After a few minutes, your dog will most likely realize that he’s not going anywhere and he’ll calm down. If and when he does, praise him because he’s almost ready to walk. When you do start walking, don’t walk in the intended direction just yet. Walk your dog around the house to keep him calm, and to see whether your dog will be pulling you around when you do go for the walk. Once you feel he won’t be doing that, you’re ready to set out.
Safety Rules for Dog Walking
No matter where you’re walking your dog, follow basic safety rules. This protects you, your dog and any other person or animal you encounter while outside.
- Make sure his collar is the right size. If it’s too big, he may slip out of it. If it’s too tight, he’ll choke.
- Keep your dog on a leash while outside.
- Keep a firm grip on the leash by placing your hand through the loop and holding tightly to the lead.
- If it’s hot out, don’t take your dog on a very long walk.
- Remain in control of your dog at all times. Don’t let him lead you; pick the pace, the direction, and when to stop.
- If you normally walk Spot at night or at dusk, consider putting a reflective collar on your dog or wearing reflective strips. If your training occurs during periods of low visibility, some type of reflective vest makes a lot of sense (for you, and, if he’ll tolerate it, your dog too).
- Stay away from areas that may have been sprayed with pesticides or insecticides.
- If the streets and sidewalks in your neighborhood are salted during the winter, wash your dog’s feet after you bring him inside. Road salt irritates the animal’s paw pads and contains toxins the dog might ingest.
Walking your dog can be an enjoyable experience for both of you if you follow these guidelines. In addition, respect local bylaws concerning dogs: many cities prohibit walking dogs in parks, or insist that the dog be on a leash. If your dog needs space to run without a leash, “dog parks” are appearing across the country. Your dog should be well trained before using a dog park, however, as he or she will be interacting with other dogs.

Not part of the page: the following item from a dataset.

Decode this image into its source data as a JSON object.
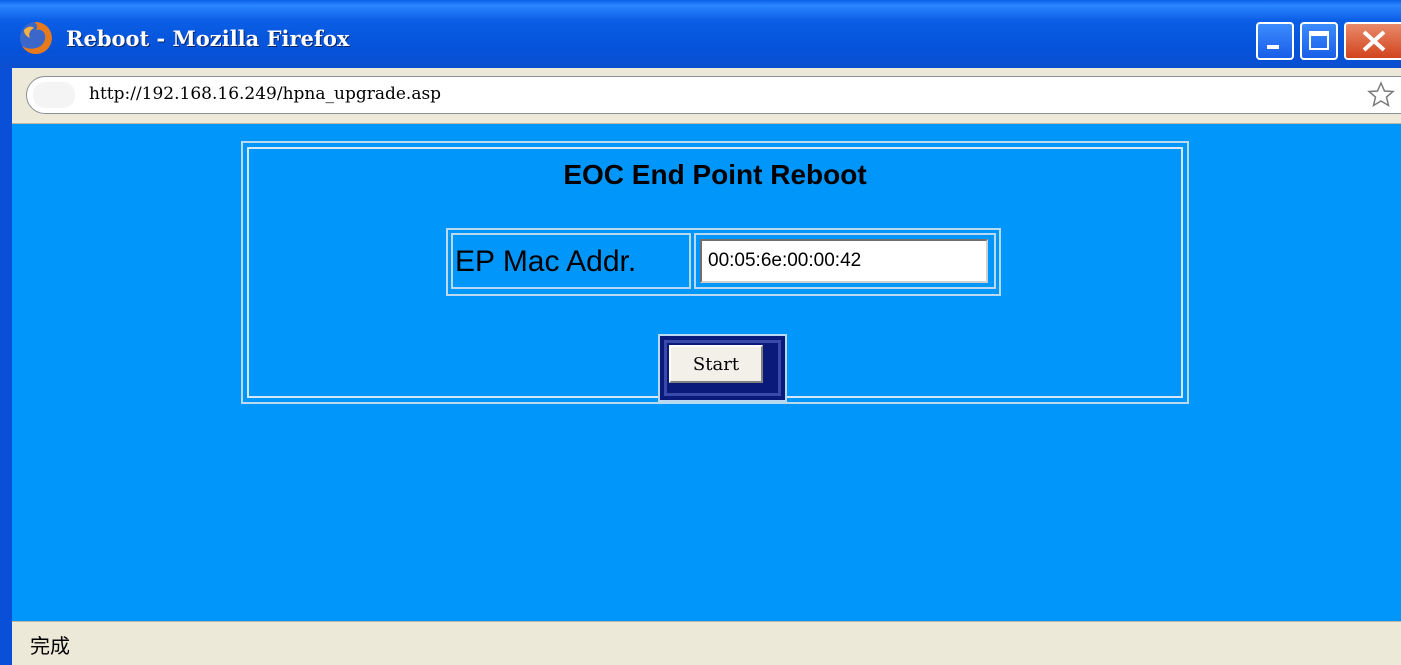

One aspect of training applies to you rather than your dog. No one has yet figured out how to get a dog to clean up her own mess, so invest in a good “poop scoop,” and carry a plastic bag when you’re out walking.